The COVID-19 pandemic that swept through the world in 2020 – and is still not over – had a high toll on human life, social and economic wellbeing. Supply chains were interrupted, schools and shops closed, office workers turned their homes into makeshift offices, air traffic came to a near standstill. The combined GDP of the G20 combined fell by 3% in 2020 but rebounded by 6.1% in 2021.

Not surprisingly, it has its effect on emissions as well – as a sufficient decoupling of emissions from economic activity has not happened yet. According to the Climate Transparency Report 2022, published on 20 October, total energy-related CO2 emissions dropped by 4.9% in 2020 only to increase again by 5.9% in 2021.

This rebound can be observed also on a sectoral level. For example, power sector is responsible for 40% of the energy-related CO2 emissions in the G20 in order to generate electricity.
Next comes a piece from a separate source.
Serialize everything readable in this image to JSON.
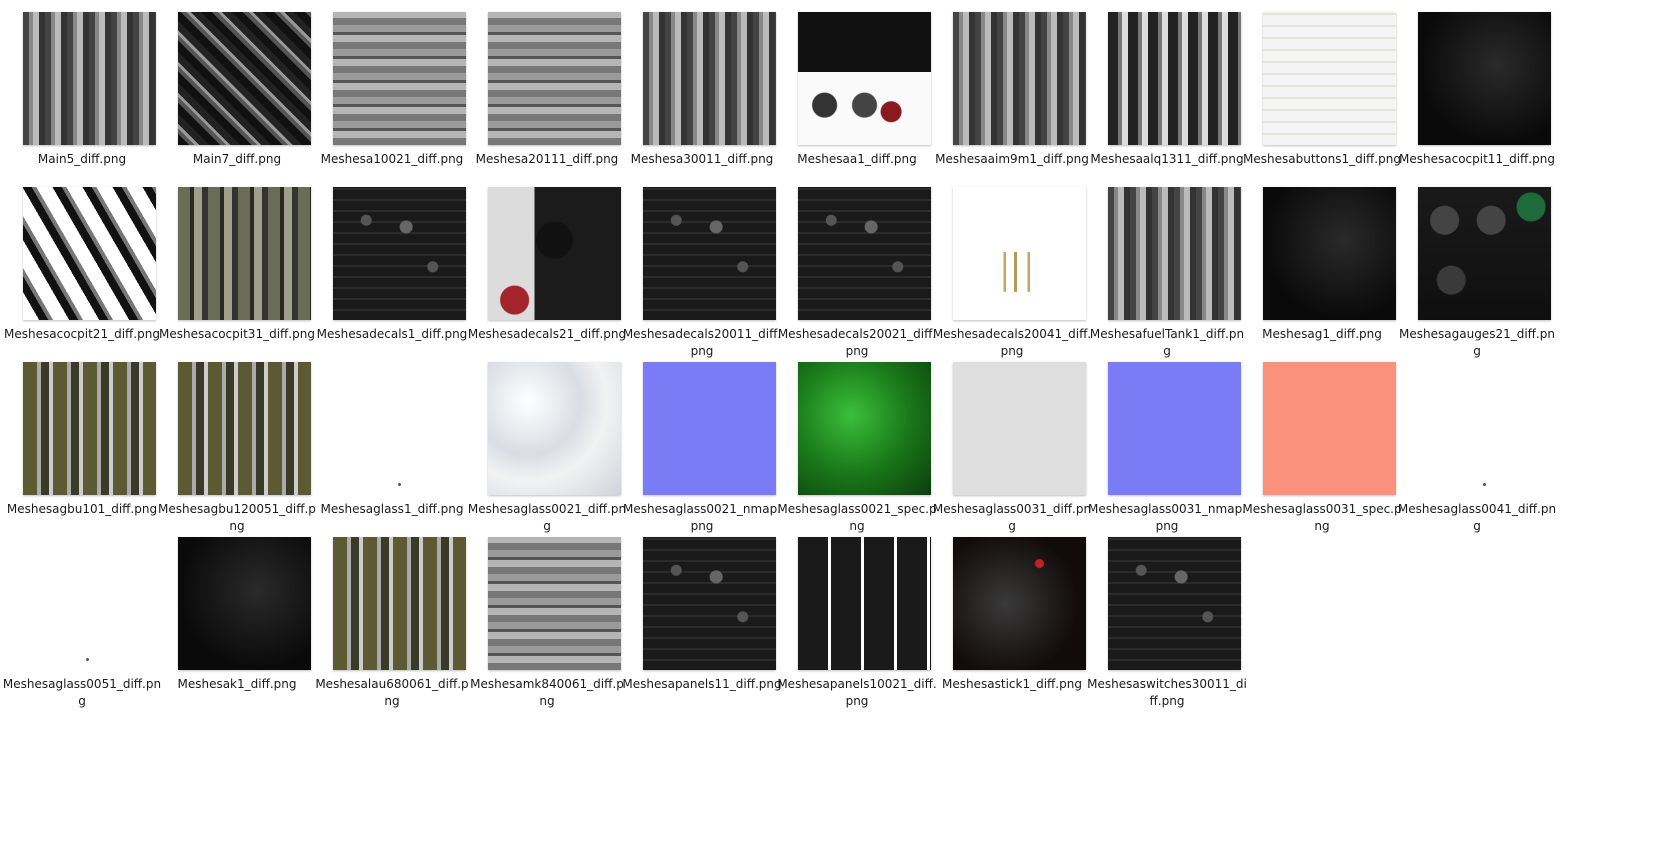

Electricity use is expected to grow worldwide every year, both to provide energy to the nearly one billion people without access to electricity, and to electrify transport, buildings and industry. Emissions from electricity generations have jumped by 7.1% in 2021 after a decrease of 2.8% the year before. Per capita, emissions reduced by 3% between 2015 and 2019.

Yet, the strong increase of emissions demonstrates that renewables – though they have been expanded significantly over the last ten years – have not grown strong enough to balance the increase in electricity consumption. The increase of renewable energy in the power mix, in the last years has been mainly driven by wind and solar. However, the economic recovery in 2021 was mainly carried by fossil fuels leading to this strong rebound of emissions. The upward trend for share of renewables in the power sector slowed down during the pandemic, staying at 28% of the power mix in 2020 and 2021. At the same time, the downward trend of fossils also slowed down, staying at 60% of the electricity generation mix in 2020 and 2021.
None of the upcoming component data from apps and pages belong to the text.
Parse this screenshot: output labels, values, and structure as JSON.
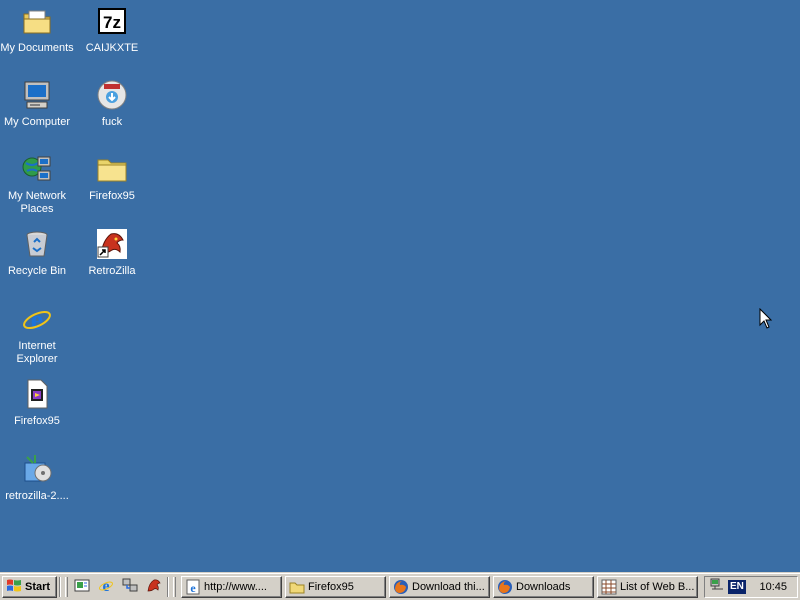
{
  "desktop": {
    "background": "#3a6ea5",
    "icons": [
      {
        "label": "My Documents",
        "icon": "folder-documents-icon"
      },
      {
        "label": "CAIJKXTE",
        "icon": "7z-archive-icon"
      },
      {
        "label": "My Computer",
        "icon": "computer-icon"
      },
      {
        "label": "fuck",
        "icon": "installer-disc-icon"
      },
      {
        "label": "My Network Places",
        "icon": "network-places-icon"
      },
      {
        "label": "Firefox95",
        "icon": "folder-icon"
      },
      {
        "label": "Recycle Bin",
        "icon": "recycle-bin-icon"
      },
      {
        "label": "RetroZilla",
        "icon": "retrozilla-icon"
      },
      {
        "label": "Internet Explorer",
        "icon": "internet-explorer-icon"
      },
      {
        "label": "Firefox95",
        "icon": "media-file-icon"
      },
      {
        "label": "retrozilla-2....",
        "icon": "setup-package-icon"
      }
    ]
  },
  "taskbar": {
    "start_label": "Start",
    "quick_launch": [
      {
        "icon": "show-desktop-icon"
      },
      {
        "icon": "internet-explorer-icon"
      },
      {
        "icon": "network-icon"
      },
      {
        "icon": "retrozilla-icon"
      }
    ],
    "tasks": [
      {
        "label": "http://www....",
        "icon": "ie-page-icon"
      },
      {
        "label": "Firefox95",
        "icon": "folder-icon"
      },
      {
        "label": "Download thi...",
        "icon": "firefox-icon"
      },
      {
        "label": "Downloads",
        "icon": "firefox-icon"
      },
      {
        "label": "List of Web B...",
        "icon": "document-grid-icon"
      }
    ],
    "tray": {
      "language": "EN",
      "clock": "10:45",
      "icon": "network-tray-icon"
    }
  }
}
Other than the power sector, per capita emissions in the transport sector had grown by 6% between 2015 and 2019. They also fell sharply in 2020 by 11.5% – only to climb back up in 2021 by 7.7%. In China and Turkey, they even exceeded pre-pandemic levels.
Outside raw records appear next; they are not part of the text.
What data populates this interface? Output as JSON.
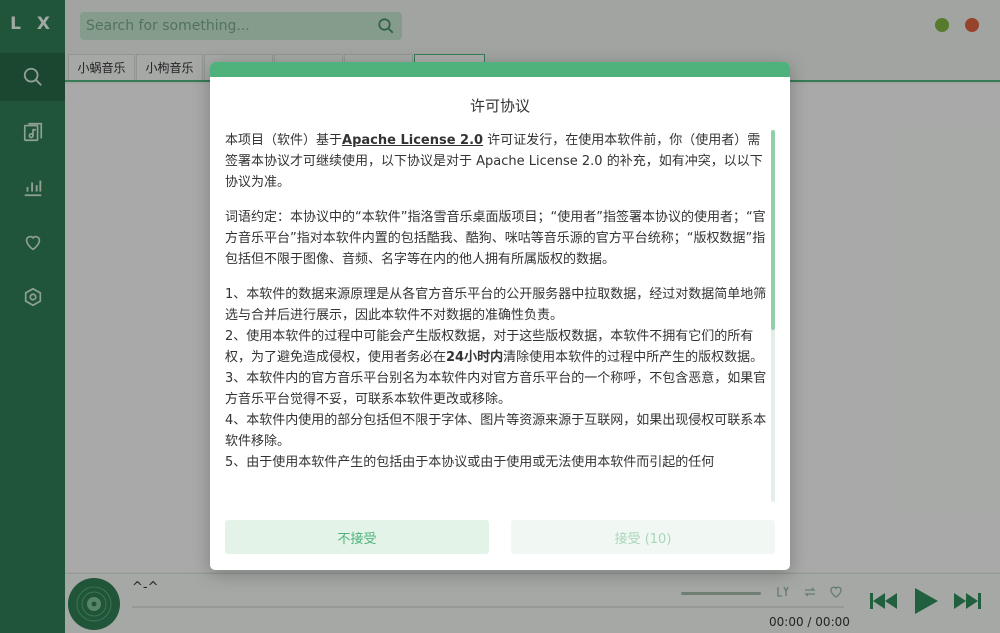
{
  "app": {
    "logo": "L X"
  },
  "sidebar": {
    "items": [
      {
        "name": "search",
        "icon": "search-icon",
        "active": true
      },
      {
        "name": "songlist",
        "icon": "music-list-icon",
        "active": false
      },
      {
        "name": "leaderboard",
        "icon": "bar-chart-icon",
        "active": false
      },
      {
        "name": "favorites",
        "icon": "heart-icon",
        "active": false
      },
      {
        "name": "settings",
        "icon": "settings-icon",
        "active": false
      }
    ]
  },
  "search": {
    "placeholder": "Search for something..."
  },
  "tabs": [
    {
      "label": "小蜗音乐"
    },
    {
      "label": "小枸音乐"
    },
    {
      "label": ""
    },
    {
      "label": ""
    },
    {
      "label": ""
    },
    {
      "label": ""
    }
  ],
  "player": {
    "title": "^-^",
    "time_current": "00:00",
    "time_separator": "/",
    "time_total": "00:00"
  },
  "modal": {
    "title": "许可协议",
    "p1_a": "本项目（软件）基于",
    "p1_link": "Apache License 2.0",
    "p1_b": " 许可证发行，在使用本软件前，你（使用者）需签署本协议才可继续使用，以下协议是对于 Apache License 2.0 的补充，如有冲突，以以下协议为准。",
    "p2": "词语约定：本协议中的“本软件”指洛雪音乐桌面版项目；“使用者”指签署本协议的使用者；“官方音乐平台”指对本软件内置的包括酷我、酷狗、咪咕等音乐源的官方平台统称；“版权数据”指包括但不限于图像、音频、名字等在内的他人拥有所属版权的数据。",
    "item1": "1、本软件的数据来源原理是从各官方音乐平台的公开服务器中拉取数据，经过对数据简单地筛选与合并后进行展示，因此本软件不对数据的准确性负责。",
    "item2_a": "2、使用本软件的过程中可能会产生版权数据，对于这些版权数据，本软件不拥有它们的所有权，为了避免造成侵权，使用者务必在",
    "item2_bold": "24小时内",
    "item2_b": "清除使用本软件的过程中所产生的版权数据。",
    "item3": "3、本软件内的官方音乐平台别名为本软件内对官方音乐平台的一个称呼，不包含恶意，如果官方音乐平台觉得不妥，可联系本软件更改或移除。",
    "item4": "4、本软件内使用的部分包括但不限于字体、图片等资源来源于互联网，如果出现侵权可联系本软件移除。",
    "item5": "5、由于使用本软件产生的包括由于本协议或由于使用或无法使用本软件而引起的任何",
    "reject_label": "不接受",
    "accept_label": "接受 (10)"
  },
  "colors": {
    "sidebar": "#2f7a52",
    "accent": "#4fb27c",
    "minimize": "#7bb041",
    "close": "#d9603e"
  }
}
It seems possible that business travel by air, which was expected to experience above average growth rates, might not grow strongly or at all as many companies and employees have experience the lower cost and time saving of online meetings. Whether this is a structural behavioural shift is not yet clear. Indications in 2022 show, however, that on average, mobility will increase further to above pre-pandemic levels.

What does this tell us for the general emissions trends – will the rebound be limited, and emissions stay on the plateau we have seen in 2018?

According to a recent forecast by the International Energy Agency that global CO2 emissions from fossil fuel combustion are expected to grow by just under 1% in 2022 as a strong expansion of renewables and electric vehicles prevents a much sharper rise (Link). Yet, we are beyond the time when one could take the near plateauing of emissions as a positive sign. According to the UNFCCC 2022 Nationally Determined Contributions Synthesis Report (Link), the combined climate pledges of 193 Parties under the Paris Agreement could put the world on track for around 2.5 degrees Celsius of warming by the end of the century – this is far from the long term temperature goal of the Paris Agreement.